What If 100% of Midwest Farmers No-Tilled?

If 100% of Midwest farmers switched to no-till, they’d prevent billions of tons of soil loss over the next 100 years, according to a research model from the University of Massachusetts Amherst.

At the current rate of tillage, the Midwest is projected to lose 8.8 billion metric tons of soil over the next 100 years. But if all farmers switched to minimal tillage or no-till, they’d reduce projected soil losses by 95%.

“The pace of loss would be so significantly slowed down by these measures that it would take 10,000 years to reach the levels of soil loss that will unfold in just a century if regional farming methods don’t change at all,” says an article from Anthropocene magazine about the research study.
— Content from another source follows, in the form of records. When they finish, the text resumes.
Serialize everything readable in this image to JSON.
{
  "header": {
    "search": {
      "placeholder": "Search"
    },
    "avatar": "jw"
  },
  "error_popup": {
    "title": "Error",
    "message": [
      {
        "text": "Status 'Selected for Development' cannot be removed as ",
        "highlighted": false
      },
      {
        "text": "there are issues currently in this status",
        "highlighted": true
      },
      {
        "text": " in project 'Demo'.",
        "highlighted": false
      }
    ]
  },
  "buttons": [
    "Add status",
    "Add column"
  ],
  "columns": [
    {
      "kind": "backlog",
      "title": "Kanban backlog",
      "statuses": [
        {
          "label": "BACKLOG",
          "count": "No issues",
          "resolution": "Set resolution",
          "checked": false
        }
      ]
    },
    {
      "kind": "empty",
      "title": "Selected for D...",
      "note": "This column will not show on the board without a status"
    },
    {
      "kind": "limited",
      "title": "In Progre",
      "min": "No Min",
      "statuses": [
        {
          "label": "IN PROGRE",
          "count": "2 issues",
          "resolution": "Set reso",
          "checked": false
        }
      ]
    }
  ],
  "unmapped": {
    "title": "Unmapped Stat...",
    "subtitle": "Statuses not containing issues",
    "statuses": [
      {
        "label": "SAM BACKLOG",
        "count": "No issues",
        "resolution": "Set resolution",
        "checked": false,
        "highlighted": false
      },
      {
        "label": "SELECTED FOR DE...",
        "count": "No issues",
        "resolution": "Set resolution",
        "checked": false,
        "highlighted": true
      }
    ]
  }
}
53% of Most Profitable Illinois Soybean Fields Are No-Tilled

Less is more when it comes to tillage and profitability, says a report from the Illinois Precision Conservation Management program. “The Business Case for Conservation,” a summary of Illinois farmer data from 2015-22, says more than half of the most profitable Illinois farmers are no-tilling soybeans.

An analysis of 1,156 soybean fields found 53% of the most profitable fields were no-tilled. Only 8% of the most profitable soybean fields were managed with 3 or more tillage passes. As for corn, 51% of the most profitable fields were managed with minimal tillage.

Right Fungicide Application Timing Shows $17 Per Acre ROI

Timing is a critical factor for fungicide applications in soybeans. According to Beck’s Practical Farm Research (PFR) data, applying a fungicide at the R3 growth stage shows a return on investment of $17.68 per acre.

Beck’s also found that the time of day a fungicide application is made can also impact final soybean yields. Trials conducted over 3 years at multiple locations showed a $12.97 per acre advantage when fungicide was sprayed at 8.a.m. vs. $7.63 per acre at 3 p.m.

Deep Soil Testing Can Cut Fertilizer Costs

Deep soil testing may pay off more this year than many, according to a recently released Texas A&M AgriLife Extension Service publication.

By deep soil testing before planting corn, cotton and wheat, the AgriLife Extension analysis found projected savings from $13-$189 per acre are possible when taking advantage of the residual nitrogen (N) in the soil and accounting for it when making growing-season decisions.

“Deep soil sampling to depths of 6-24 inches or deeper, if feasible, should be done whenever possible,” says Texas A&M agronomist Jourdan Bell. “This allows producers to utilize the N below the upper 6 inches of soil.”

Wildfire Smoke Could Affect Crop Yields

Smoke from hundreds of wildfires burning in Canada blanketed many areas of the Midwest and the East Coast in June and July. Mark Jeschke, agronomist at Pioneer, says it’s extremely difficult to determine the impact of smoke on crop yields, but smoke does reduce sunlight intensity and increase ozone levels, both of which are bad for crops. Less light can be detrimental to crop productivity, and ground-level ozone causes more damage to plants than all other air pollutants combined.

However, smoke also scatters incoming light, which could increase plants’ light use efficiency. Jeschke says the potential effect of more diffuse light depends on characteristics of the canopy, and taller plants would likely benefit more.

No-Tiller Feels ‘Moral Obligation’ to Advocate for Conservation Ag

Havel, Ill., no-tiller Dick Lyons is asking Illinois lawmakers to pass a bill that would include funding for adopting no-till, strip-till and cover crops. His support comes after a deadly dust storm crash on Interstate 55 in central Illinois caused by soil blowing off a tilled field.

“I don’t know if it did any good, but to me, conservation is a moral obligation,” Lyons told Illinois Farmer Today in an interview about his letter asking for passage of Illinois state bill 1701.

The bill supports soil and water conservation districts in every county in Illinois and includes funding to encourage the adoption of conservation practices.

Run Ag Tires at Single-Digit PSIs

Many no-tillers are hesitant to run ag tires at single-digit PSIs for fear of damaging the tire, but tire manufacturers say the lowest safest field air pressure will provide the best crop yield.

“Ag tires need to operate at the lowest air pressure possible to reduce the effect of the machine weight on the soil, decreasing the ground pressure and soil compaction, and improving growers’ yields,” says Greg Gilland from Maxam Tire International.

Remember, once out of the field and on the road, air pressures must be increased to handle the machine’s weight at road speed.